As US Manufacturing Data Improves, Gold Loses Momentum
After some increased pressure on gold price from an admittedly convoluted Asia session-- in which a swath of important Chinese economic data disappointed but local equity markets gained ground-- gold spot found its momentum again during the European session and looked to re-test resistance at $1300/oz heading into Wednesday’s New York trading.
In reality, gold would make its last uninspired run at $1300 just ahead of the first swath of notable US economic data for the week. While April’s Industrial Production was a real disappointment, metrics for the US manufacturing sector began to pull up from their recent trend downwards with an upside surprise from May’s the NY Empire State Manufacturing Index. It will remain to be seen if America’s workhorse of old is actually turning things around after a slump or if this week’s data, which included another beat on Thursday morning’s report of the Philly Fed Manufacturing Index, represents more of a dead cat bounce. Either way, it was enough of a risk-on signal Wednesday morning to trigger a $5 fall in gold prices. While the rest of the day would see some choppy trading, gold wouldn’t find much air above $1295/oz for the rest of the day.
A quiet session of Asian trading was followed by a buying surge at the European open. The rush would inevitably peter-out within the hour, and that would be the failure that finally broke gold’s support for the week.
More Positive US Data Finally Breaks Resolve
By the time Thursday morning’s US economic data hit the wires at 8:30am EDT, gold prices had already weakened well below $1295/oz. The US economy and its Greenback were lifted by the Philly Fed data, lower than expected Initial Jobless Claims for the week, and an improvement on expectations for April Housing Starts. From there, it was a nosedive morning for gold.
As we’ve often talked about, when gold elevates toward major technical or psychological levels (like $1300) and then repeatedly fails to break through, market gravity increases with every failed attempt; at the first application of external pressure (like a surging US Dollar on the back of positive economic data,) gold’s price support collapses. This time, to the tune of $10+ and resting through the afternoon at $1285 support. The continued selling through to this morning has been motivated more by Thursday’s price drop than any additional news flow—why hold gold here, the market asks, when it’s still unlikely to break $1300?

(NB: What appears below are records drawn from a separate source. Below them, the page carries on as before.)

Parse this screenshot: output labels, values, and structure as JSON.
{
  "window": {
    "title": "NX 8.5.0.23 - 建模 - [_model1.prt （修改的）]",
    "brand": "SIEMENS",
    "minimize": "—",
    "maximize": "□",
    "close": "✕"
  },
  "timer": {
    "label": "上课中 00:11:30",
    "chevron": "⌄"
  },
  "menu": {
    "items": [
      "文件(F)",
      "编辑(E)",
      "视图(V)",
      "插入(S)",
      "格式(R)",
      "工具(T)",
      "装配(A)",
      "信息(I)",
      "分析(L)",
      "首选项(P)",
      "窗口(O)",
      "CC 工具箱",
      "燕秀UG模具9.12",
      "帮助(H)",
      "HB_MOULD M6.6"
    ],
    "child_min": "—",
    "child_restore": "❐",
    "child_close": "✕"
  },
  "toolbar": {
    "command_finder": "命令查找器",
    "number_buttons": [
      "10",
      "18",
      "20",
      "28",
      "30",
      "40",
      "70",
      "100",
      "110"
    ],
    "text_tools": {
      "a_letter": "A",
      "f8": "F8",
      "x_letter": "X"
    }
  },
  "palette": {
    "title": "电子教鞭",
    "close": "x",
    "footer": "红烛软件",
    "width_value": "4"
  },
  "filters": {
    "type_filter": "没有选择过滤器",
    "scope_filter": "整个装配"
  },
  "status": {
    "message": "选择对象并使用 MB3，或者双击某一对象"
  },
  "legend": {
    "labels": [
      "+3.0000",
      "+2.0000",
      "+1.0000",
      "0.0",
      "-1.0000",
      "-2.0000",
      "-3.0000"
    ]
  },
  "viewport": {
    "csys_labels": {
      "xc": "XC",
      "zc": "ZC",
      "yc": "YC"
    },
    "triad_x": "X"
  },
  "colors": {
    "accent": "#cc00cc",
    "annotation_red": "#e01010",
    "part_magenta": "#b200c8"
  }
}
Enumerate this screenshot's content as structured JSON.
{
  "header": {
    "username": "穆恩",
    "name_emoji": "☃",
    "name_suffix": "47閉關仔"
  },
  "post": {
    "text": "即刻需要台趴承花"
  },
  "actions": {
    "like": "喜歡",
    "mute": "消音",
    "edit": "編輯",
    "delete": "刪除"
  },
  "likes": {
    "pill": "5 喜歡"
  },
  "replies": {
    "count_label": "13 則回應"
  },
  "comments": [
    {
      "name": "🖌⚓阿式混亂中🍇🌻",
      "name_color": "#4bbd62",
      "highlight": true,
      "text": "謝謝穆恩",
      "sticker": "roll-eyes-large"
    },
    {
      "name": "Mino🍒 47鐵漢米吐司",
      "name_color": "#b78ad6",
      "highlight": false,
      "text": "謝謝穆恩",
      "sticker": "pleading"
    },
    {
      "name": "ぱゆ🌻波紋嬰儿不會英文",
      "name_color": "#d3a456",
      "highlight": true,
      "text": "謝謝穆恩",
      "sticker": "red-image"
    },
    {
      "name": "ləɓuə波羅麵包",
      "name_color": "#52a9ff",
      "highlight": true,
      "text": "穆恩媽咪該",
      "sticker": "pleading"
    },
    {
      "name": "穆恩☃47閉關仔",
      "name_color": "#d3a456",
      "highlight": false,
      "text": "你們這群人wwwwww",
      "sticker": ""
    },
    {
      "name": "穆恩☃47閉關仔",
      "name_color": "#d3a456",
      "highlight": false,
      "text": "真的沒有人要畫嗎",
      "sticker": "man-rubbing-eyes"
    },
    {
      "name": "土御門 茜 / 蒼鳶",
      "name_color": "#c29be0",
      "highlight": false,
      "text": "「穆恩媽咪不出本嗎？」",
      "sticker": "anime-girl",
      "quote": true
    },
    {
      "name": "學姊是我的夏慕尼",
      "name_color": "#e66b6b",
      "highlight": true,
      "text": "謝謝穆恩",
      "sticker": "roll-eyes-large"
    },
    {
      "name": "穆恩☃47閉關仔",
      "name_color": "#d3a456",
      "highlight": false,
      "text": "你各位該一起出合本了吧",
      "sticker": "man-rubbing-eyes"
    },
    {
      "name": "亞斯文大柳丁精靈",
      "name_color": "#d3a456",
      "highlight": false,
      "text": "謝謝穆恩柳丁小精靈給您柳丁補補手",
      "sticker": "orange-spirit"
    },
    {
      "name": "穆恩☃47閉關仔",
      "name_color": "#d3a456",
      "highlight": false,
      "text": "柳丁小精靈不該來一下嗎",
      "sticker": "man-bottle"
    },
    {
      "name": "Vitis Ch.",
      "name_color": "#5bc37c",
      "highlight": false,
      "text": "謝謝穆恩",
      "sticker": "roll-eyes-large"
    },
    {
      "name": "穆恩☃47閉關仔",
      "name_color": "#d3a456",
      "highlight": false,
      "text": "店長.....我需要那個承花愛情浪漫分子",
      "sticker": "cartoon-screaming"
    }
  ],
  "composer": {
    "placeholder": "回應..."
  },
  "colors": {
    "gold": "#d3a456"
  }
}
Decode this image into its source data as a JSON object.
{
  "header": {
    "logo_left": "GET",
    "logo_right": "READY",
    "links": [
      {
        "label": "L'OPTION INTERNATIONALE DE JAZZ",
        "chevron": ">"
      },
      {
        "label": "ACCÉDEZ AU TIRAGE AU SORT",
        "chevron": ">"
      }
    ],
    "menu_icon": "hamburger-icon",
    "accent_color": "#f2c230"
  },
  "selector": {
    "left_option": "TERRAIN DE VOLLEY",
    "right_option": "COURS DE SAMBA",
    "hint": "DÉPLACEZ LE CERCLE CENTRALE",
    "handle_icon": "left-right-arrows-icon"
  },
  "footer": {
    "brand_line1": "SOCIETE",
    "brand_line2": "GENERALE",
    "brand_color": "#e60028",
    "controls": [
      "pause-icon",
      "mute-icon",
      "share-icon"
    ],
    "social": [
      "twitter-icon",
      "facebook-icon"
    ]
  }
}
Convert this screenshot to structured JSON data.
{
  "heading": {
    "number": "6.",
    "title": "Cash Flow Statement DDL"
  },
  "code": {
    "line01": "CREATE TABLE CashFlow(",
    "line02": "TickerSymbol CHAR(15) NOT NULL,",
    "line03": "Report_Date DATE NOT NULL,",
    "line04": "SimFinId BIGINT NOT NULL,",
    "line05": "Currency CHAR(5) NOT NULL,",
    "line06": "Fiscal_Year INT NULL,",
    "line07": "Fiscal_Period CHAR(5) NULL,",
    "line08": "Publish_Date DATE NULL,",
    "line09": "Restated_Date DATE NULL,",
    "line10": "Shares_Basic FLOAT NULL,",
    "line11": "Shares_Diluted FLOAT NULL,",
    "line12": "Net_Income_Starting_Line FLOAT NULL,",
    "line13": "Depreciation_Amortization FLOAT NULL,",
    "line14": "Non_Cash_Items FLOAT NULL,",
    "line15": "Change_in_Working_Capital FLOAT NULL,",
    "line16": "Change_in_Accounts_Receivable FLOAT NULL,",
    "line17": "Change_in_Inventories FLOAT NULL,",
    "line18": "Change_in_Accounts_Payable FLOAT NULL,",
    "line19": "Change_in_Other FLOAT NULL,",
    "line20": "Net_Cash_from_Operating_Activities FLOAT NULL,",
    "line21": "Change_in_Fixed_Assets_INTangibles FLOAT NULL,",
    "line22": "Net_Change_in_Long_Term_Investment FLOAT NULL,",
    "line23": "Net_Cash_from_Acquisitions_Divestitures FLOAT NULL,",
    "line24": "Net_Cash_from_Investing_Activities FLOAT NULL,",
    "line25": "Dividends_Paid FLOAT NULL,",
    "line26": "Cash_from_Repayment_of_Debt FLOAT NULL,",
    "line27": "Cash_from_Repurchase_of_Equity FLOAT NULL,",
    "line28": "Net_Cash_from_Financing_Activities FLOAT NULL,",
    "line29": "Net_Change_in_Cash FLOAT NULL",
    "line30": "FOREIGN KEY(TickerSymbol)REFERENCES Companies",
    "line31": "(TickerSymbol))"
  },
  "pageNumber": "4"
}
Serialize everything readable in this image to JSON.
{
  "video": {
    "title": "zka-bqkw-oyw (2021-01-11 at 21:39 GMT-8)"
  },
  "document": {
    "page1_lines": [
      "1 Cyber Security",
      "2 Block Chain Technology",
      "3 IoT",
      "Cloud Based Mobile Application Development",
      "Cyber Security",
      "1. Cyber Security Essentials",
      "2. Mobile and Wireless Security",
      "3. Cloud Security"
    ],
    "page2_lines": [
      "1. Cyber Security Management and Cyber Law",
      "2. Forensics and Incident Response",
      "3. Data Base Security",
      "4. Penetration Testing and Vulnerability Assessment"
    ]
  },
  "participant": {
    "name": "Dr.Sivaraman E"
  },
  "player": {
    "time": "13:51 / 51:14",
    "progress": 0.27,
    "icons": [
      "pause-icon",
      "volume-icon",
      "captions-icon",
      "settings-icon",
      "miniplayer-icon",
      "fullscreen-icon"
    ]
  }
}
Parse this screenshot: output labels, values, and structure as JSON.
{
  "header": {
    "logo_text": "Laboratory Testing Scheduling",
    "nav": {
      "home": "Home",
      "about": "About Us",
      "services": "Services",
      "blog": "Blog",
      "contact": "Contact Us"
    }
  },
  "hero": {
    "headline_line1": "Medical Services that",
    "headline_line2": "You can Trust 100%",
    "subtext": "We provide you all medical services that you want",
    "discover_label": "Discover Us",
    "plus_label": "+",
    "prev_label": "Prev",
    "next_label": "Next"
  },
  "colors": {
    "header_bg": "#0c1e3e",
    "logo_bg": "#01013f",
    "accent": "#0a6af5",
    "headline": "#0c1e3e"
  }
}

Gold Falls Farther as Consumer Sentiment Improves
Yellow metal maintained its $1285 support through Asia and Europe’s end of the week, but as US traders have come online this morning we see gold collapsing through support again to $1280. At time of writing, that further support has also broken, as a strong University of Michigan Consumer Sentiment number has pushed gold lower against the Dollar. At time of writing, gold by the ounce trades just above $1278.
And so that’s how the gold market looks, limping into next week. The docket coming up is again fairly light, with Wednesday’s FOMC minutes the only heavy hitter inked onto the calendar. That said, expect the ongoing US-China trade spat to be the dominant force in Dollar and Gold markets for a consecutive week assuming the news-flow returns.
Enjoy your weekend, traders. I’ll see you all back here on Monday for a look at the week ahead.